By Matthew Balan | August 31, 2015 | 12:41 PM EDT

Jeffrey Tayler of The Atlantic offered more of his anti-theist – and especially, anti-Catholic – vitriol in a Sunday item for the left-wing Salon. Tayler likened God to Don Corleone of The Godfather, and then spent most of his column ranting about how Pope Francis is akin to the fictional Mafia boss.  The atheist claimed that "Don Corleone could only have dreamed of committing crimes on the scale on which the Vatican operates," and contended that "the Pope stands firmly on the side of medievalism."

By Tom Blumer | August 30, 2015 | 9:49 PM EDT

One of the odder pieces appearing during the past week in connection with the Hillary Clinton email and private server scandal was David Ignatius's attempt to deny that it's a scandal at all in Thursday's Washington Post.

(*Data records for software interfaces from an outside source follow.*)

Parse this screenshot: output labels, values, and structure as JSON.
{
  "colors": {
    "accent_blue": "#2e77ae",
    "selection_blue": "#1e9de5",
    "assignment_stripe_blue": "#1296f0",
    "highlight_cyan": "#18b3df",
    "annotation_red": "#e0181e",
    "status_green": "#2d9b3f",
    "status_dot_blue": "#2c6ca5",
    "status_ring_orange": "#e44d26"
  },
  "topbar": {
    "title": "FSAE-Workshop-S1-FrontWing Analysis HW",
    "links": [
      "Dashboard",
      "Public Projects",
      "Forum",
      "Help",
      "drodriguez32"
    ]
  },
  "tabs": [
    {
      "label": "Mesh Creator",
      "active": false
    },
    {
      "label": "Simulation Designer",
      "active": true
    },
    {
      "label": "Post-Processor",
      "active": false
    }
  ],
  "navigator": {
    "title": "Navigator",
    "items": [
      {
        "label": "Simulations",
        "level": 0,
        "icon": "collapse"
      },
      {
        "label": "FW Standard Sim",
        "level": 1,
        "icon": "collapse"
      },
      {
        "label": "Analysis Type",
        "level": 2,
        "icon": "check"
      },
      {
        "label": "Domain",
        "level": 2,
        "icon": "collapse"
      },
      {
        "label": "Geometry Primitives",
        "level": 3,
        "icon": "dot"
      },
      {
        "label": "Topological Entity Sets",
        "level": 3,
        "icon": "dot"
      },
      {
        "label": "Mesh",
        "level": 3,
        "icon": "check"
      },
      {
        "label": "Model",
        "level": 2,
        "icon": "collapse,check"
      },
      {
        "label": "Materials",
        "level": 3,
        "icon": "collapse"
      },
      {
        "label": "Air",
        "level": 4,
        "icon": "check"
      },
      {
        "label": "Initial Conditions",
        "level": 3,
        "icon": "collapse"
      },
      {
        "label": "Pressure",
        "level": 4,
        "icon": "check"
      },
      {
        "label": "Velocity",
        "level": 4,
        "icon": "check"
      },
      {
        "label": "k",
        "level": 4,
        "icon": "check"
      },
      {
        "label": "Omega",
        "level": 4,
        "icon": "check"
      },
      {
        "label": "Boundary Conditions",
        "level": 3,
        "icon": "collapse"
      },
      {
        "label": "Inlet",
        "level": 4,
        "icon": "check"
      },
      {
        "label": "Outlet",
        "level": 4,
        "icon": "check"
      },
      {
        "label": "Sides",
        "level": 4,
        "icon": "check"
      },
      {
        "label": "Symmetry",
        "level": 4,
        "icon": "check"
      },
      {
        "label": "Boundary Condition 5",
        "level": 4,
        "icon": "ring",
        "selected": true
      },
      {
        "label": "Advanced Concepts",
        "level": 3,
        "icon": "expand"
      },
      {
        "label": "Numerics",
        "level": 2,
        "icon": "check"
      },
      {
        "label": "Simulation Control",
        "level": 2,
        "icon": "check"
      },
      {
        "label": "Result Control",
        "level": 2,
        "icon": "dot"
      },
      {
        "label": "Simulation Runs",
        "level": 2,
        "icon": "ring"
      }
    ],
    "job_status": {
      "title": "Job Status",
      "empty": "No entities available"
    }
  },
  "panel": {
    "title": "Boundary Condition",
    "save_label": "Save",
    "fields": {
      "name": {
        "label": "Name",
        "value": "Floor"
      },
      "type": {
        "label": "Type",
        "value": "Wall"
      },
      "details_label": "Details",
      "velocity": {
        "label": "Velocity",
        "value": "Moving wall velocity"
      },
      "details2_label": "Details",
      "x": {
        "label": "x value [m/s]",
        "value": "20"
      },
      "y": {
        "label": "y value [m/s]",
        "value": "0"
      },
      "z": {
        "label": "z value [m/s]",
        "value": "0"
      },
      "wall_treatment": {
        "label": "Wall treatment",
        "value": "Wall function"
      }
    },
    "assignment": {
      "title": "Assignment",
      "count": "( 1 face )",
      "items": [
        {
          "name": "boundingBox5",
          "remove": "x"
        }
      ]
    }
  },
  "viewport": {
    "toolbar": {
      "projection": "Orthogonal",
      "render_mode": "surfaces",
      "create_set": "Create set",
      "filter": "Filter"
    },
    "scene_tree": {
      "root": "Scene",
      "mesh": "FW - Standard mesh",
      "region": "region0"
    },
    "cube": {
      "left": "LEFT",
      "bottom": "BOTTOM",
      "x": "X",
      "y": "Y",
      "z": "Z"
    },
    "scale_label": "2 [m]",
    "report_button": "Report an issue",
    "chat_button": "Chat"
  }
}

Ignatius devoted four of his first five paragraphs to relaying the allegedly expert assessments of Jeffrey Smith, who Ignatius described as "a former CIA general counsel who’s now a partner at Arnold & Porter, where he often represents defendants suspected of misusing classified information." Sounds like an arms-length guy, doesn't he? He's not. He has been a security adviser to Hillary Clinton's previous presidential campaign, defended John Kerry against criticism of the Massachusetts senator's national security negligence in 2004, and served on Bill Clinton's presidential transition team in late 1992 and early 1993.